**TASK PROMPT:** Exactly as they stand, set down all of the records again.

==================================================

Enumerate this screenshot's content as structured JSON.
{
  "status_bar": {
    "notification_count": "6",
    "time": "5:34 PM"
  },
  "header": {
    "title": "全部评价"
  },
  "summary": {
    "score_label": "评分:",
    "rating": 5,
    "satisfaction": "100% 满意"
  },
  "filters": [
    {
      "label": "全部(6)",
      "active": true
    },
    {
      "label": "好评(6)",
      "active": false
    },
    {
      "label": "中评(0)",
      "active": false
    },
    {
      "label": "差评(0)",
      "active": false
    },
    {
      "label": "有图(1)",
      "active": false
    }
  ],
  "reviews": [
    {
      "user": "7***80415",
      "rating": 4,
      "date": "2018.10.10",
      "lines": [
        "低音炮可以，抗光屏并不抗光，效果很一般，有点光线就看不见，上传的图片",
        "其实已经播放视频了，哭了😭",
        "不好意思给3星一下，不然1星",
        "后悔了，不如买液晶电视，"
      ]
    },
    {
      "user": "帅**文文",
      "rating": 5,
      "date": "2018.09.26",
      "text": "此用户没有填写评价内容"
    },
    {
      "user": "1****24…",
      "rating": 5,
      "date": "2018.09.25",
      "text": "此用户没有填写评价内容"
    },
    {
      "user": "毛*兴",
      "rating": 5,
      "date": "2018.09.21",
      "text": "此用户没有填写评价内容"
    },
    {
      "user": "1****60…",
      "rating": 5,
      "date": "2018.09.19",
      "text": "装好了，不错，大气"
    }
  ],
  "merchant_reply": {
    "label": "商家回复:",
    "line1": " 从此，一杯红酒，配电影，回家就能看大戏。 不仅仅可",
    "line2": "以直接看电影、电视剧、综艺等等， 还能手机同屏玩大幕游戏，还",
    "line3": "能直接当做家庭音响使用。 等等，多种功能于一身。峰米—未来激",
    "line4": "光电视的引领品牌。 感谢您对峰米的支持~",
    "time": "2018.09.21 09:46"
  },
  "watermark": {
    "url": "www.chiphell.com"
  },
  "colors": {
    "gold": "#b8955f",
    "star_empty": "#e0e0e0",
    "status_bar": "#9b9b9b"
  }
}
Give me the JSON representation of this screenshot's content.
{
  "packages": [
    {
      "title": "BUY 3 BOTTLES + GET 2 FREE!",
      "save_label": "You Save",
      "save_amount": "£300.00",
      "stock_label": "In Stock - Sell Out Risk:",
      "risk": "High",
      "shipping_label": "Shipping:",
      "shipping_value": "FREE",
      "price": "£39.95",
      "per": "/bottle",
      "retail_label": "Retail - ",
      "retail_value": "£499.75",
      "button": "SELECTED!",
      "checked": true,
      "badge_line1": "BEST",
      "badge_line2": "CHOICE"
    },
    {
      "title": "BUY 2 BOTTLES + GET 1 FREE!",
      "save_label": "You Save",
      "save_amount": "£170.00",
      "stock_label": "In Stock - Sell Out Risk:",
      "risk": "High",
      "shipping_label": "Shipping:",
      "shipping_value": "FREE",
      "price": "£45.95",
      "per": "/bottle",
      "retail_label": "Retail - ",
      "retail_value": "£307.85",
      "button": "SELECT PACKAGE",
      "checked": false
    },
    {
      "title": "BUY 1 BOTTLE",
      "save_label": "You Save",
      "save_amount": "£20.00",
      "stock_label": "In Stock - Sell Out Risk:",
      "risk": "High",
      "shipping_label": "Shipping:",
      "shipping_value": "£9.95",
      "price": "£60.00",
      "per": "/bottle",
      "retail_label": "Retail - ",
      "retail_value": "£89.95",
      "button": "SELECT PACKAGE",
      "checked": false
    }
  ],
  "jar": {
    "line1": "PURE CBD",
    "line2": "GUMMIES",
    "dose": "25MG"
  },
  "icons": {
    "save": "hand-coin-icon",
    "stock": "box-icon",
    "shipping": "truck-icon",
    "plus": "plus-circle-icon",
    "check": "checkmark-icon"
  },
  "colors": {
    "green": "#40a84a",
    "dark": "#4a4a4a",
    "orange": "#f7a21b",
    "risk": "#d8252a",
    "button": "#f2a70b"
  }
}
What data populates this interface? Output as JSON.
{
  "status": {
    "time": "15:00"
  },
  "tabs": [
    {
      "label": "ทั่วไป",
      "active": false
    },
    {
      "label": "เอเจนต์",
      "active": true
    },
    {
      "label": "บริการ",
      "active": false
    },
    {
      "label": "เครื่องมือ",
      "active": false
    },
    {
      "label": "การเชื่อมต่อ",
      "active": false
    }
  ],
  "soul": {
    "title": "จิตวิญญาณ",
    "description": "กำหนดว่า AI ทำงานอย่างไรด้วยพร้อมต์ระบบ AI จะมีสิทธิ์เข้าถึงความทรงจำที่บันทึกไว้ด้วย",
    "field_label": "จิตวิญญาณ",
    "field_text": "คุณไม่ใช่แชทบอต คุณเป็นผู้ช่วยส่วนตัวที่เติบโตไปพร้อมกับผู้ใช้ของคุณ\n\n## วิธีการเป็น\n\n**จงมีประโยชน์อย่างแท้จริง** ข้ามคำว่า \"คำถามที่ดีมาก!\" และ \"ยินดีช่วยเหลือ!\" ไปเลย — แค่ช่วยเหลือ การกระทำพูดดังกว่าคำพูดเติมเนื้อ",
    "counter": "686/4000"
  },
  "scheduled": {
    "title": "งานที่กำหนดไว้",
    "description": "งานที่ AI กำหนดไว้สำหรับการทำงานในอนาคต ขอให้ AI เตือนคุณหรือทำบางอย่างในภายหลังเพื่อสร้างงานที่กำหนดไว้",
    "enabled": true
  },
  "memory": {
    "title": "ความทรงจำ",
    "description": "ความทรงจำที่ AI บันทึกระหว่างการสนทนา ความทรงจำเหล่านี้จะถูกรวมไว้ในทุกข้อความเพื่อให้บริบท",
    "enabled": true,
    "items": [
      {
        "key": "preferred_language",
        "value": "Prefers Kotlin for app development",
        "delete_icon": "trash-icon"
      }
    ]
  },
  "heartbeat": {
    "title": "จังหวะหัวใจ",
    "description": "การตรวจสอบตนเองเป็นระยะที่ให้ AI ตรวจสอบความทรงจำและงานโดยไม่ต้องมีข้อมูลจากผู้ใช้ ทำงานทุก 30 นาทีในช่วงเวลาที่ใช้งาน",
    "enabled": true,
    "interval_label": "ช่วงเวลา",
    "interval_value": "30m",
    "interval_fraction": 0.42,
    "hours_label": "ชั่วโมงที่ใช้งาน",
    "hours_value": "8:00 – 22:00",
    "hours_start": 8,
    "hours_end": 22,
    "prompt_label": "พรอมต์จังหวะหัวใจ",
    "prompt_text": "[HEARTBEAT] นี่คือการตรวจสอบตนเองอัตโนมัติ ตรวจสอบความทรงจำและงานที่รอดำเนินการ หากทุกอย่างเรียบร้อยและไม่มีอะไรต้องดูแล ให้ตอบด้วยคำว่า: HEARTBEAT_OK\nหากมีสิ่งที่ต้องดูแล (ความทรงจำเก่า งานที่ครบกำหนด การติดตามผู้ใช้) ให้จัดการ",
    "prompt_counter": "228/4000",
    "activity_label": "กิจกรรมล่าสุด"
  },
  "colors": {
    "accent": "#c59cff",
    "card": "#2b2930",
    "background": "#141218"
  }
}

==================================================

**RESPONSE TO THE TASK:**
Enumerate this screenshot's content as structured JSON.
{
  "status_bar": {
    "notification_count": "6",
    "time": "5:34 PM"
  },
  "header": {
    "title": "全部评价"
  },
  "summary": {
    "score_label": "评分:",
    "rating": 5,
    "satisfaction": "100% 满意"
  },
  "filters": [
    {
      "label": "全部(6)",
      "active": true
    },
    {
      "label": "好评(6)",
      "active": false
    },
    {
      "label": "中评(0)",
      "active": false
    },
    {
      "label": "差评(0)",
      "active": false
    },
    {
      "label": "有图(1)",
      "active": false
    }
  ],
  "reviews": [
    {
      "user": "7***80415",
      "rating": 4,
      "date": "2018.10.10",
      "lines": [
        "低音炮可以，抗光屏并不抗光，效果很一般，有点光线就看不见，上传的图片",
        "其实已经播放视频了，哭了😭",
        "不好意思给3星一下，不然1星",
        "后悔了，不如买液晶电视，"
      ]
    },
    {
      "user": "帅**文文",
      "rating": 5,
      "date": "2018.09.26",
      "text": "此用户没有填写评价内容"
    },
    {
      "user": "1****24…",
      "rating": 5,
      "date": "2018.09.25",
      "text": "此用户没有填写评价内容"
    },
    {
      "user": "毛*兴",
      "rating": 5,
      "date": "2018.09.21",
      "text": "此用户没有填写评价内容"
    },
    {
      "user": "1****60…",
      "rating": 5,
      "date": "2018.09.19",
      "text": "装好了，不错，大气"
    }
  ],
  "merchant_reply": {
    "label": "商家回复:",
    "line1": " 从此，一杯红酒，配电影，回家就能看大戏。 不仅仅可",
    "line2": "以直接看电影、电视剧、综艺等等， 还能手机同屏玩大幕游戏，还",
    "line3": "能直接当做家庭音响使用。 等等，多种功能于一身。峰米—未来激",
    "line4": "光电视的引领品牌。 感谢您对峰米的支持~",
    "time": "2018.09.21 09:46"
  },
  "watermark": {
    "url": "www.chiphell.com"
  },
  "colors": {
    "gold": "#b8955f",
    "star_empty": "#e0e0e0",
    "status_bar": "#9b9b9b"
  }
}
Give me the JSON representation of this screenshot's content.
{
  "packages": [
    {
      "title": "BUY 3 BOTTLES + GET 2 FREE!",
      "save_label": "You Save",
      "save_amount": "£300.00",
      "stock_label": "In Stock - Sell Out Risk:",
      "risk": "High",
      "shipping_label": "Shipping:",
      "shipping_value": "FREE",
      "price": "£39.95",
      "per": "/bottle",
      "retail_label": "Retail - ",
      "retail_value": "£499.75",
      "button": "SELECTED!",
      "checked": true,
      "badge_line1": "BEST",
      "badge_line2": "CHOICE"
    },
    {
      "title": "BUY 2 BOTTLES + GET 1 FREE!",
      "save_label": "You Save",
      "save_amount": "£170.00",
      "stock_label": "In Stock - Sell Out Risk:",
      "risk": "High",
      "shipping_label": "Shipping:",
      "shipping_value": "FREE",
      "price": "£45.95",
      "per": "/bottle",
      "retail_label": "Retail - ",
      "retail_value": "£307.85",
      "button": "SELECT PACKAGE",
      "checked": false
    },
    {
      "title": "BUY 1 BOTTLE",
      "save_label": "You Save",
      "save_amount": "£20.00",
      "stock_label": "In Stock - Sell Out Risk:",
      "risk": "High",
      "shipping_label": "Shipping:",
      "shipping_value": "£9.95",
      "price": "£60.00",
      "per": "/bottle",
      "retail_label": "Retail - ",
      "retail_value": "£89.95",
      "button": "SELECT PACKAGE",
      "checked": false
    }
  ],
  "jar": {
    "line1": "PURE CBD",
    "line2": "GUMMIES",
    "dose": "25MG"
  },
  "icons": {
    "save": "hand-coin-icon",
    "stock": "box-icon",
    "shipping": "truck-icon",
    "plus": "plus-circle-icon",
    "check": "checkmark-icon"
  },
  "colors": {
    "green": "#40a84a",
    "dark": "#4a4a4a",
    "orange": "#f7a21b",
    "risk": "#d8252a",
    "button": "#f2a70b"
  }
}
What data populates this interface? Output as JSON.
{
  "status": {
    "time": "15:00"
  },
  "tabs": [
    {
      "label": "ทั่วไป",
      "active": false
    },
    {
      "label": "เอเจนต์",
      "active": true
    },
    {
      "label": "บริการ",
      "active": false
    },
    {
      "label": "เครื่องมือ",
      "active": false
    },
    {
      "label": "การเชื่อมต่อ",
      "active": false
    }
  ],
  "soul": {
    "title": "จิตวิญญาณ",
    "description": "กำหนดว่า AI ทำงานอย่างไรด้วยพร้อมต์ระบบ AI จะมีสิทธิ์เข้าถึงความทรงจำที่บันทึกไว้ด้วย",
    "field_label": "จิตวิญญาณ",
    "field_text": "คุณไม่ใช่แชทบอต คุณเป็นผู้ช่วยส่วนตัวที่เติบโตไปพร้อมกับผู้ใช้ของคุณ\n\n## วิธีการเป็น\n\n**จงมีประโยชน์อย่างแท้จริง** ข้ามคำว่า \"คำถามที่ดีมาก!\" และ \"ยินดีช่วยเหลือ!\" ไปเลย — แค่ช่วยเหลือ การกระทำพูดดังกว่าคำพูดเติมเนื้อ",
    "counter": "686/4000"
  },
  "scheduled": {
    "title": "งานที่กำหนดไว้",
    "description": "งานที่ AI กำหนดไว้สำหรับการทำงานในอนาคต ขอให้ AI เตือนคุณหรือทำบางอย่างในภายหลังเพื่อสร้างงานที่กำหนดไว้",
    "enabled": true
  },
  "memory": {
    "title": "ความทรงจำ",
    "description": "ความทรงจำที่ AI บันทึกระหว่างการสนทนา ความทรงจำเหล่านี้จะถูกรวมไว้ในทุกข้อความเพื่อให้บริบท",
    "enabled": true,
    "items": [
      {
        "key": "preferred_language",
        "value": "Prefers Kotlin for app development",
        "delete_icon": "trash-icon"
      }
    ]
  },
  "heartbeat": {
    "title": "จังหวะหัวใจ",
    "description": "การตรวจสอบตนเองเป็นระยะที่ให้ AI ตรวจสอบความทรงจำและงานโดยไม่ต้องมีข้อมูลจากผู้ใช้ ทำงานทุก 30 นาทีในช่วงเวลาที่ใช้งาน",
    "enabled": true,
    "interval_label": "ช่วงเวลา",
    "interval_value": "30m",
    "interval_fraction": 0.42,
    "hours_label": "ชั่วโมงที่ใช้งาน",
    "hours_value": "8:00 – 22:00",
    "hours_start": 8,
    "hours_end": 22,
    "prompt_label": "พรอมต์จังหวะหัวใจ",
    "prompt_text": "[HEARTBEAT] นี่คือการตรวจสอบตนเองอัตโนมัติ ตรวจสอบความทรงจำและงานที่รอดำเนินการ หากทุกอย่างเรียบร้อยและไม่มีอะไรต้องดูแล ให้ตอบด้วยคำว่า: HEARTBEAT_OK\nหากมีสิ่งที่ต้องดูแล (ความทรงจำเก่า งานที่ครบกำหนด การติดตามผู้ใช้) ให้จัดการ",
    "prompt_counter": "228/4000",
    "activity_label": "กิจกรรมล่าสุด"
  },
  "colors": {
    "accent": "#c59cff",
    "card": "#2b2930",
    "background": "#141218"
  }
}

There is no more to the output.